Reproduce all the lines below exactly and omit the images.
+++++
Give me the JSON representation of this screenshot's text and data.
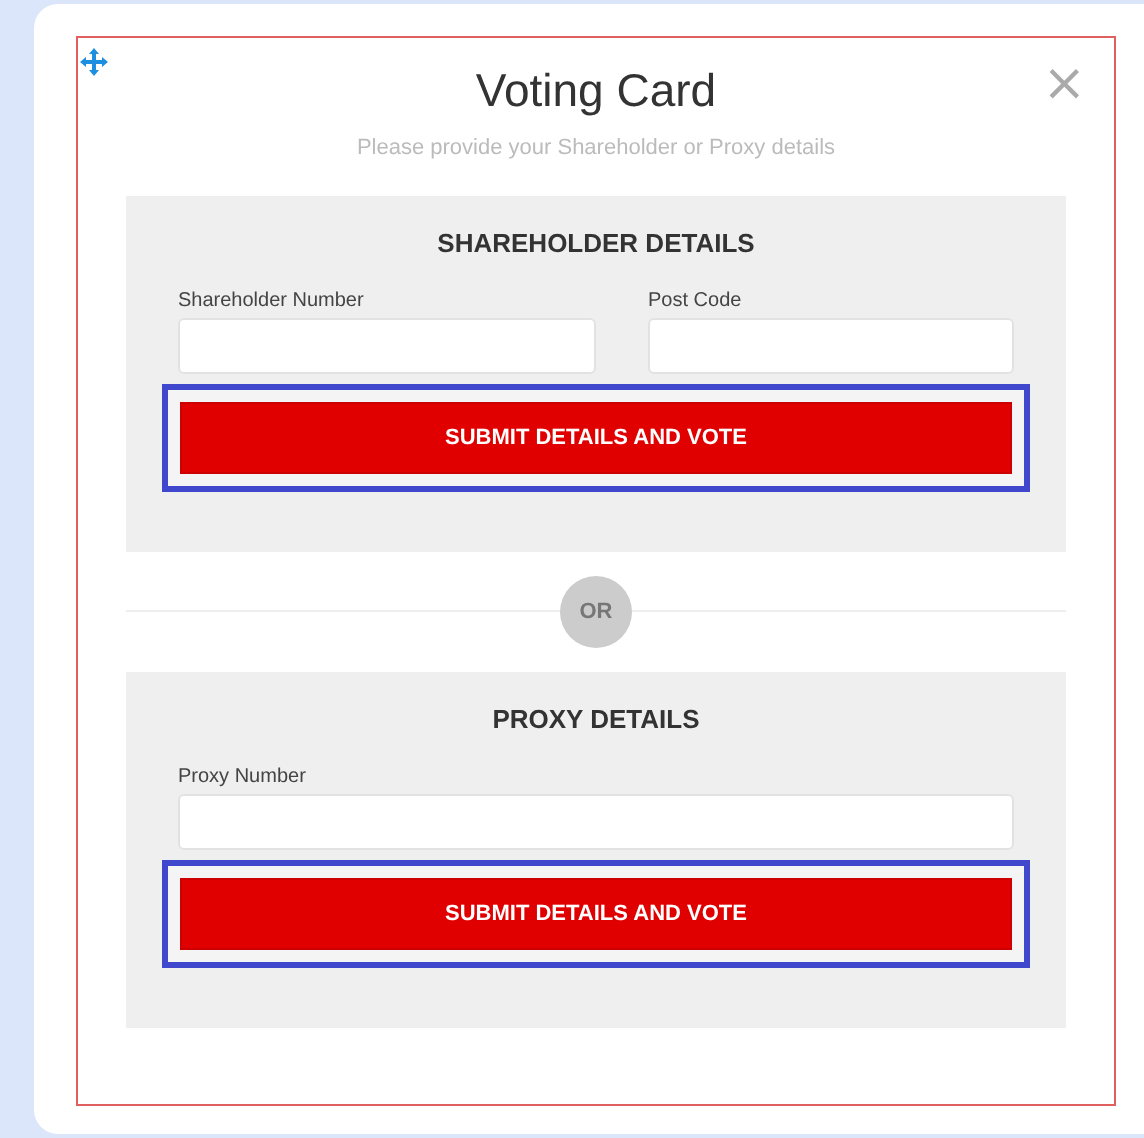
{
  "dialog": {
    "title": "Voting Card",
    "subtitle": "Please provide your Shareholder or Proxy details",
    "close": "×"
  },
  "sections": [
    {
      "heading": "SHAREHOLDER DETAILS",
      "fields": [
        {
          "label": "Shareholder Number",
          "wide": true
        },
        {
          "label": "Post Code",
          "wide": false
        }
      ],
      "button": {
        "label": "SUBMIT DETAILS AND VOTE",
        "highlighted": true
      }
    },
    {
      "heading": "PROXY DETAILS",
      "fields": [
        {
          "label": "Proxy Number",
          "wide": true
        }
      ],
      "button": {
        "label": "SUBMIT DETAILS AND VOTE",
        "highlighted": true
      }
    }
  ],
  "separator": "OR"
}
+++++
Solution to the problem:
Give me the JSON representation of this screenshot's text and data.
{
  "dialog": {
    "title": "Voting Card",
    "subtitle": "Please provide your Shareholder or Proxy details",
    "close": "×"
  },
  "sections": [
    {
      "heading": "SHAREHOLDER DETAILS",
      "fields": [
        {
          "label": "Shareholder Number",
          "wide": true
        },
        {
          "label": "Post Code",
          "wide": false
        }
      ],
      "button": {
        "label": "SUBMIT DETAILS AND VOTE",
        "highlighted": true
      }
    },
    {
      "heading": "PROXY DETAILS",
      "fields": [
        {
          "label": "Proxy Number",
          "wide": true
        }
      ],
      "button": {
        "label": "SUBMIT DETAILS AND VOTE",
        "highlighted": true
      }
    }
  ],
  "separator": "OR"
}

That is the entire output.